John Dahlsen, an Australian contemporary artist who uses marine debris he finds on local beaches to create art, said in an October 2010 interview that he hopes someday he won’t have material to work with anymore:
“I would be delighted if I could walk along the beaches here and find that there’s just nothing to pick up. That it’s just – it’s not there anymore. Because what that would do is, it would first of all tell me that there’s been a significant shift in mankind’s intelligence and that we have become much more environmentally conscious and that we’re not doing that sort of thing anymore.”
Dahlsen was one of the artists featured in a digital stream of marine debris art displayed at last year’s 5th International Marine Debris Conference. The display, put together by Pam Longobardi of the Drifters Project, featured 27 artists from all over the world who see inspiration in bits of plastic, metal, Styrofoam, and other debris that wash ashore.
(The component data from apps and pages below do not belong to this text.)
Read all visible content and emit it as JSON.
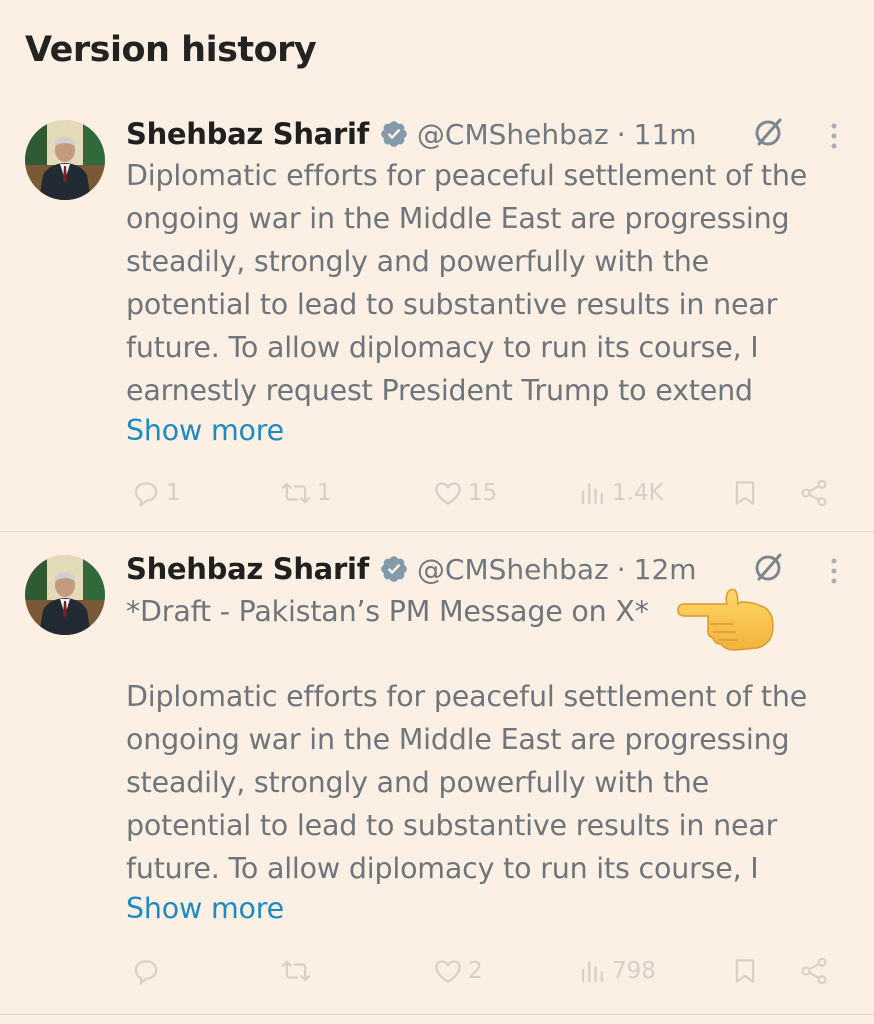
{
  "page_title": "Version history",
  "tweets": [
    {
      "author_name": "Shehbaz Sharif",
      "handle": "@CMShehbaz",
      "separator": "·",
      "time": "11m",
      "lines": [
        "Diplomatic efforts for peaceful settlement of the",
        "ongoing war in the Middle East are progressing",
        "steadily, strongly and powerfully with the",
        "potential to lead to substantive results in near",
        "future. To allow diplomacy to run its course, I",
        "earnestly request President Trump to extend"
      ],
      "show_more": "Show more",
      "stats": {
        "replies": "1",
        "reposts": "1",
        "likes": "15",
        "views": "1.4K"
      }
    },
    {
      "author_name": "Shehbaz Sharif",
      "handle": "@CMShehbaz",
      "separator": "·",
      "time": "12m",
      "draft_line": "*Draft - Pakistan’s PM Message on X*",
      "lines": [
        "Diplomatic efforts for peaceful settlement of the",
        "ongoing war in the Middle East are progressing",
        "steadily, strongly and powerfully with the",
        "potential to lead to substantive results in near",
        "future. To allow diplomacy to run its course, I"
      ],
      "show_more": "Show more",
      "stats": {
        "replies": "",
        "reposts": "",
        "likes": "2",
        "views": "798"
      }
    }
  ],
  "icons": {
    "verified": "verified-badge-icon",
    "edit_history": "edit-history-icon",
    "more": "more-options-icon",
    "reply": "reply-icon",
    "repost": "repost-icon",
    "like": "like-icon",
    "views": "views-icon",
    "bookmark": "bookmark-icon",
    "share": "share-icon",
    "pointer": "pointing-hand-emoji"
  },
  "colors": {
    "background": "#fcefe3",
    "link": "#1d8ac0",
    "muted_text": "#6e757c",
    "verified": "#829aab",
    "action_icons": "#d9cfc7"
  }
}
Maybe (hopefully) artists won’t have debris to work with someday. Until then, we’ll rely on beautiful images like this to help bring home the message that litter – or, “environmental vandalism,” as Dahlsen calls it – is a very real, very ugly problem.